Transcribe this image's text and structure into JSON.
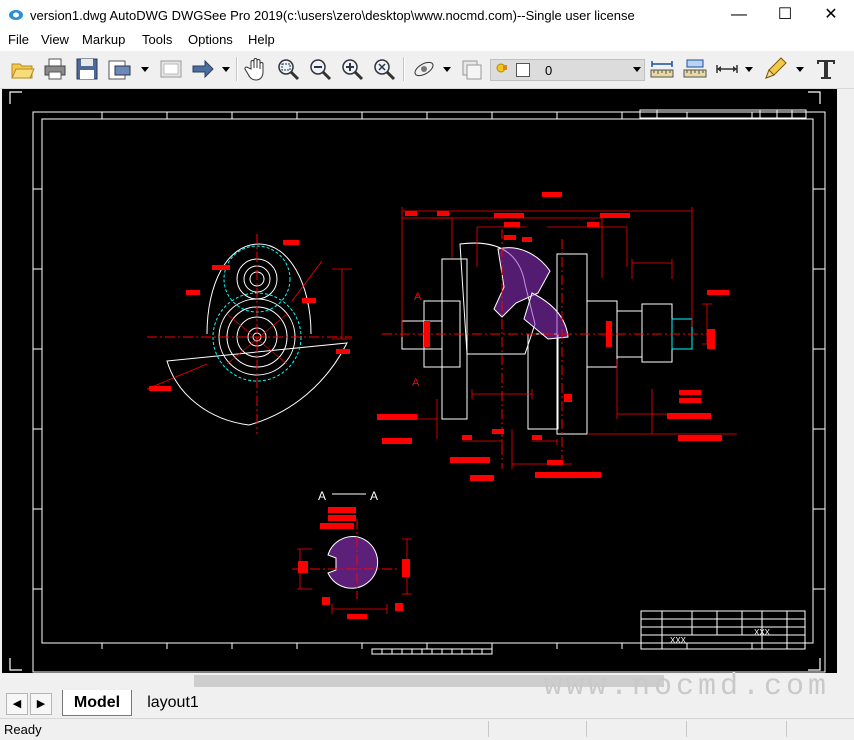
{
  "window": {
    "title": "version1.dwg AutoDWG DWGSee Pro 2019(c:\\users\\zero\\desktop\\www.nocmd.com)--Single user license",
    "minimize_glyph": "—",
    "maximize_glyph": "☐",
    "close_glyph": "✕"
  },
  "menu": {
    "items": [
      "File",
      "View",
      "Markup",
      "Tools",
      "Options",
      "Help"
    ]
  },
  "toolbar": {
    "icons": [
      "open-folder-icon",
      "print-icon",
      "save-icon",
      "print-preview-icon",
      "dropdown-arrow-icon",
      "blank-page-icon",
      "forward-arrow-icon",
      "dropdown-arrow-icon",
      "pan-hand-icon",
      "zoom-window-icon",
      "zoom-out-icon",
      "zoom-in-icon",
      "zoom-extents-icon",
      "orbit-icon",
      "dropdown-arrow-icon",
      "layer-state-icon",
      "layer-icon",
      "measure-icon",
      "measure-area-icon",
      "dimension-icon",
      "dropdown-arrow-icon",
      "pen-markup-icon",
      "dropdown-arrow-icon",
      "text-icon"
    ],
    "layer_value": "0"
  },
  "drawing": {
    "section_label": "A — A",
    "section_letter_left": "A",
    "section_letter_right": "A",
    "cut_label_top": "A",
    "cut_label_bottom": "A",
    "titleblock_name_1": "XXX",
    "titleblock_name_2": "XXX",
    "colors": {
      "background": "#000000",
      "border": "#ffffff",
      "geometry": "#ffffff",
      "dimension": "#ff0000",
      "hatch": "#9933cc",
      "center": "#ff0000",
      "hidden": "#00ffff"
    }
  },
  "tabs": {
    "prev_glyph": "◀",
    "next_glyph": "▶",
    "items": [
      "Model",
      "layout1"
    ],
    "active": "Model"
  },
  "status": {
    "text": "Ready"
  },
  "watermark": "www.nocmd.com"
}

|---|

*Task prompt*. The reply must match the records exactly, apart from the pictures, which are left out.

*Expected answer*.
Transcribe this image's text and structure into JSON.
{
  "window": {
    "title": "version1.dwg AutoDWG DWGSee Pro 2019(c:\\users\\zero\\desktop\\www.nocmd.com)--Single user license",
    "minimize_glyph": "—",
    "maximize_glyph": "☐",
    "close_glyph": "✕"
  },
  "menu": {
    "items": [
      "File",
      "View",
      "Markup",
      "Tools",
      "Options",
      "Help"
    ]
  },
  "toolbar": {
    "icons": [
      "open-folder-icon",
      "print-icon",
      "save-icon",
      "print-preview-icon",
      "dropdown-arrow-icon",
      "blank-page-icon",
      "forward-arrow-icon",
      "dropdown-arrow-icon",
      "pan-hand-icon",
      "zoom-window-icon",
      "zoom-out-icon",
      "zoom-in-icon",
      "zoom-extents-icon",
      "orbit-icon",
      "dropdown-arrow-icon",
      "layer-state-icon",
      "layer-icon",
      "measure-icon",
      "measure-area-icon",
      "dimension-icon",
      "dropdown-arrow-icon",
      "pen-markup-icon",
      "dropdown-arrow-icon",
      "text-icon"
    ],
    "layer_value": "0"
  },
  "drawing": {
    "section_label": "A — A",
    "section_letter_left": "A",
    "section_letter_right": "A",
    "cut_label_top": "A",
    "cut_label_bottom": "A",
    "titleblock_name_1": "XXX",
    "titleblock_name_2": "XXX",
    "colors": {
      "background": "#000000",
      "border": "#ffffff",
      "geometry": "#ffffff",
      "dimension": "#ff0000",
      "hatch": "#9933cc",
      "center": "#ff0000",
      "hidden": "#00ffff"
    }
  },
  "tabs": {
    "prev_glyph": "◀",
    "next_glyph": "▶",
    "items": [
      "Model",
      "layout1"
    ],
    "active": "Model"
  },
  "status": {
    "text": "Ready"
  },
  "watermark": "www.nocmd.com"
}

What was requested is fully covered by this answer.